Tinsley spotted Alex Fraziero on May 3, 1922, roaming aimlessly on the beach near 23rd Street (Goldenwest) looking more like an animal than a human with his long, unkempt hair and shaggy beard. As Tinsley approached Fraziero it was obvious this fellow had not bathed for some time.
He was arrested on a vagrancy charge for his own good and not in malice.
Tinsley later returned to the area around 23rd Street and found Fraziero had built a shelter of sticks and weeds on the beach. At night Fraziero would crawl inside and sleep to the sounds of the sea.

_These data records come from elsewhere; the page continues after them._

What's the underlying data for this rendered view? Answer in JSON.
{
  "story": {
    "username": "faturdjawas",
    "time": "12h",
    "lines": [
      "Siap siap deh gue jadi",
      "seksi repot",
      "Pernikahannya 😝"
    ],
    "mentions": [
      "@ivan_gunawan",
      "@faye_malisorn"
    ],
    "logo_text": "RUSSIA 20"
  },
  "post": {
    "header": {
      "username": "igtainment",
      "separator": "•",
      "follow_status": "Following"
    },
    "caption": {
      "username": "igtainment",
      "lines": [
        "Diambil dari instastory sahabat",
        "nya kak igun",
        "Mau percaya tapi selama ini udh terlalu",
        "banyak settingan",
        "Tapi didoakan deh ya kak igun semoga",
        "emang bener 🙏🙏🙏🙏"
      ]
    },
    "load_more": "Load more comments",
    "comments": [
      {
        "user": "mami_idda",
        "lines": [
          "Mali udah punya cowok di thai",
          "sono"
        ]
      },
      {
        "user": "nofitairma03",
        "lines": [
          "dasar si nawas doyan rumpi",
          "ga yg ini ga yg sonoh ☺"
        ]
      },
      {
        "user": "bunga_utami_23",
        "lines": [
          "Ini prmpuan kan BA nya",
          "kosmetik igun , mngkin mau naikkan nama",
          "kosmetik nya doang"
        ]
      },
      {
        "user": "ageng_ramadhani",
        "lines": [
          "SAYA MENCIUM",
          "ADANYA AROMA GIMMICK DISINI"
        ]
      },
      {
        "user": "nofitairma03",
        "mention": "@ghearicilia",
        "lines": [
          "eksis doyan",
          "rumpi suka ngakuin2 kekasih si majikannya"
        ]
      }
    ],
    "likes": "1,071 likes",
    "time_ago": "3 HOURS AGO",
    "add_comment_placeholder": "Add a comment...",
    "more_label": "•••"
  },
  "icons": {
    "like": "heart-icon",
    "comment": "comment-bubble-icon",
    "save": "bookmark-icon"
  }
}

Fraziero was brought before Judge Charles Warner and received a sentence of a shave, haircut, bath and 30 days in jail. As for his shelter on the beach, the chief had it burned down.

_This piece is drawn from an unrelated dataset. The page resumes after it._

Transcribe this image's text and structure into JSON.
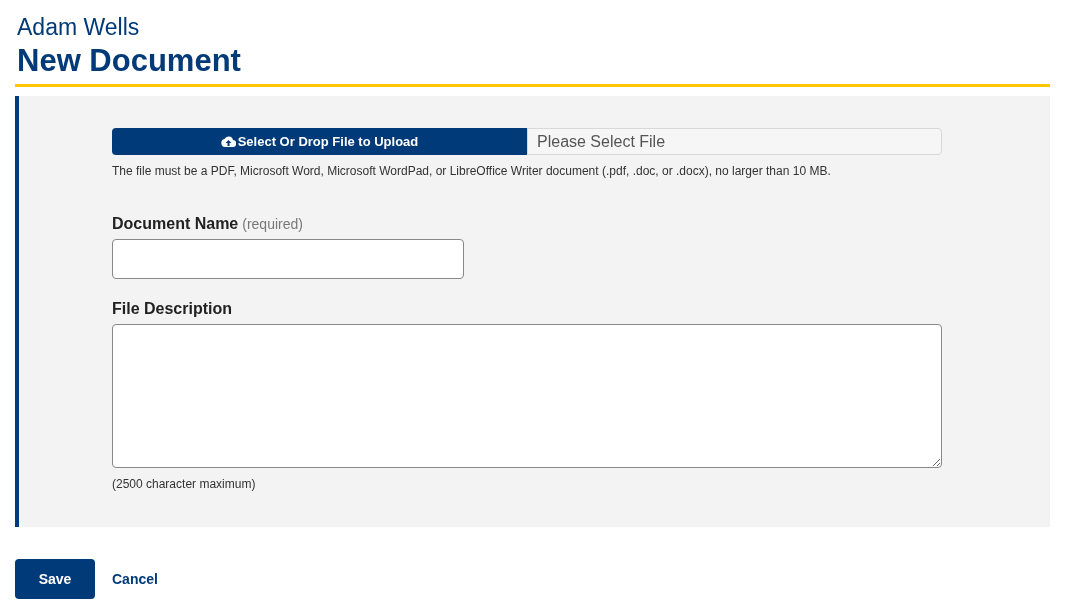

In 1933 our police chief was LaVerne Keller and his force included six officers, two motorcycles and a single automobile.

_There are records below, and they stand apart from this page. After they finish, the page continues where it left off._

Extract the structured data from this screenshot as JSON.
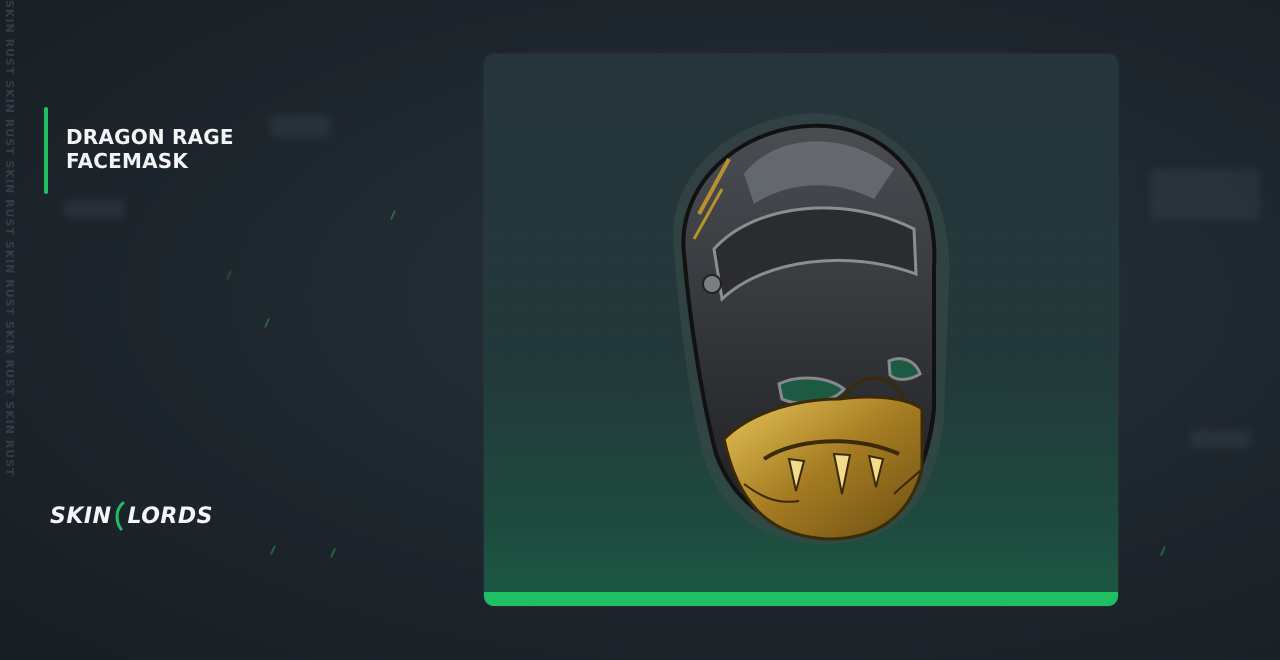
{
  "item": {
    "name_line1": "DRAGON RAGE",
    "name_line2": "FACEMASK",
    "image_icon": "dragon-rage-facemask-icon"
  },
  "brand": {
    "logo_left": "SKIN",
    "logo_right": "LORDS",
    "watermark": "SKIN RUST SKIN RUST SKIN RUST SKIN RUST SKIN RUST SKIN RUST"
  },
  "colors": {
    "accent": "#1fbf63",
    "background": "#1e262d",
    "card": "#23383a",
    "mask_gold": "#b8912e",
    "mask_black": "#2b2d30"
  }
}
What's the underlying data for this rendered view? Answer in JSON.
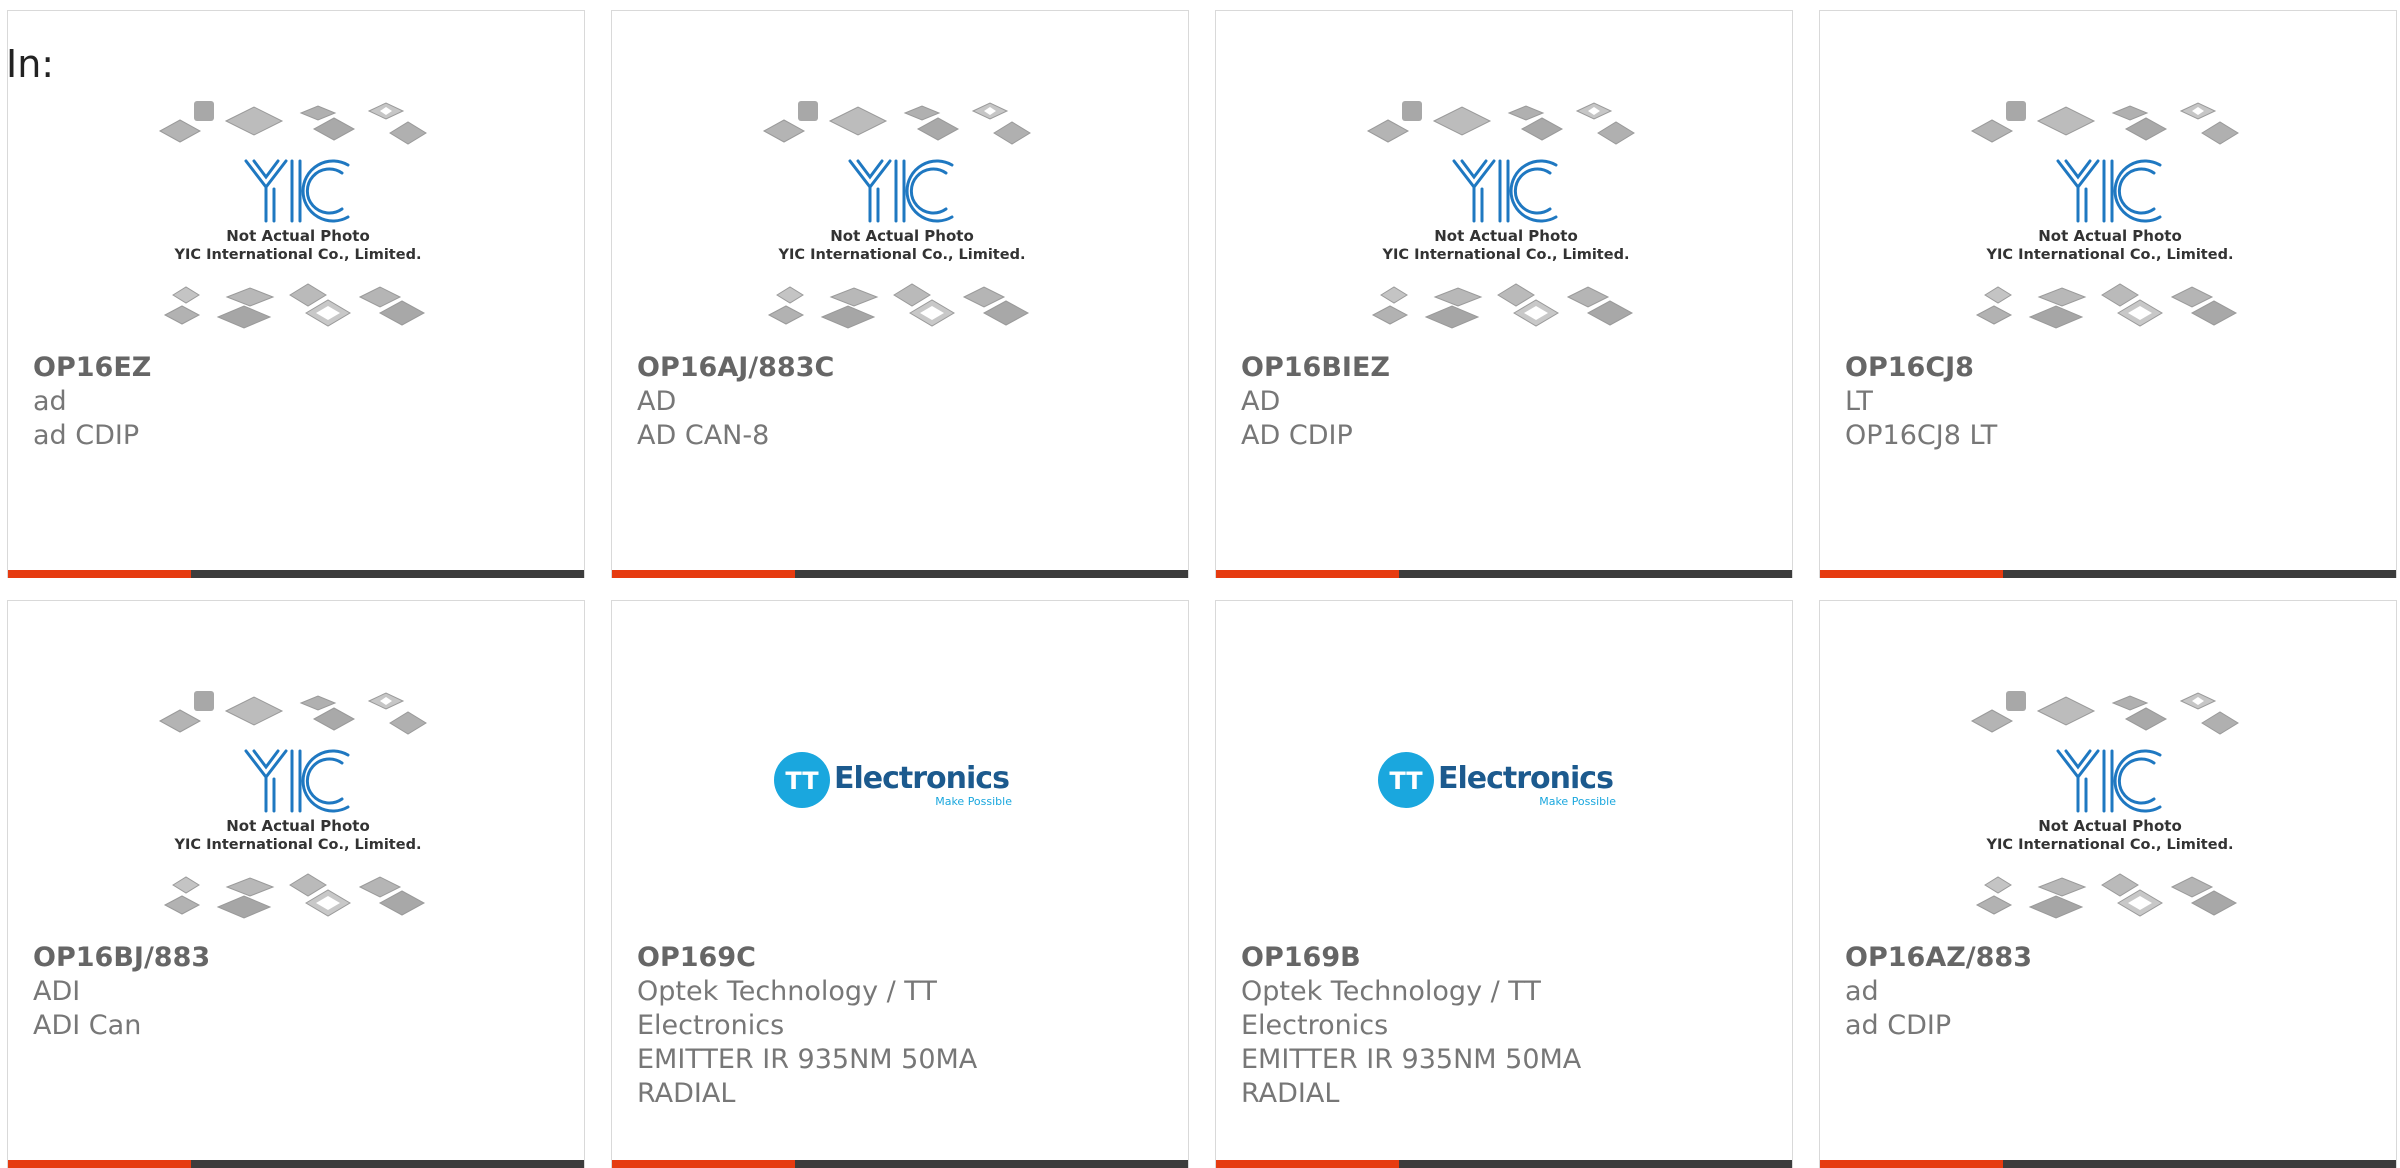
{
  "page": {
    "label": "In:"
  },
  "placeholder_photo": {
    "line1": "Not Actual Photo",
    "line2": "YIC International Co., Limited.",
    "logo_text": "YIC"
  },
  "tt_logo": {
    "badge": "TT",
    "name": "Electronics",
    "tagline": "Make Possible",
    "color": "#1aa7de"
  },
  "colors": {
    "accent": "#e63b10",
    "bar": "#3c3c3c",
    "yic_blue": "#1f78c1"
  },
  "products": [
    {
      "part": "OP16EZ",
      "lines": [
        "ad",
        "ad CDIP"
      ],
      "image": "yic-placeholder"
    },
    {
      "part": "OP16AJ/883C",
      "lines": [
        "AD",
        "AD CAN-8"
      ],
      "image": "yic-placeholder"
    },
    {
      "part": "OP16BIEZ",
      "lines": [
        "AD",
        "AD CDIP"
      ],
      "image": "yic-placeholder"
    },
    {
      "part": "OP16CJ8",
      "lines": [
        "LT",
        "OP16CJ8 LT"
      ],
      "image": "yic-placeholder"
    },
    {
      "part": "OP16BJ/883",
      "lines": [
        "ADI",
        "ADI Can"
      ],
      "image": "yic-placeholder"
    },
    {
      "part": "OP169C",
      "lines": [
        "Optek Technology / TT",
        "Electronics",
        "EMITTER IR 935NM 50MA",
        "RADIAL"
      ],
      "image": "tt-electronics-logo"
    },
    {
      "part": "OP169B",
      "lines": [
        "Optek Technology / TT",
        "Electronics",
        "EMITTER IR 935NM 50MA",
        "RADIAL"
      ],
      "image": "tt-electronics-logo"
    },
    {
      "part": "OP16AZ/883",
      "lines": [
        "ad",
        "ad CDIP"
      ],
      "image": "yic-placeholder"
    }
  ]
}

Mr. M.E. Brown may have planned a Sunday at the beach, but on Aug. 20, 1933, the Los Angeles resident was driving along Ocean Avenue (now Pacific Coast Highway) near the bluffs in his Overland car when he hit a car driven by Nelson Mathias of Glendale.
When Officer Howard Robidoux arrived at the scene, Brown fled toward the beach on foot.
Robidoux spotted Brown as he was taking off his coat in preparation for a plunge into the ocean, but Robidoux had other plans for this hit-and-run driver and gave chase that led the two into the blue Pacific where Brown was apprehended.
Robidoux returned to the station with his prisoner where his fellow officers could hear the sounds of Robidoux’ seawater-soaked shoes and wet feet as he approached the desk.
After Brown was taken care of, the other officers had a good laugh about Robidoux’ wet feet that day.
On Nov. 14, 1933, two other officers spotted Frank Smith of Long Beach running shirtless and shoeless down Fifth Street at 2:30 a.m., and gave chase. After some difficulty, the out-of-breath officers caught up with Smith and he was taken to jail.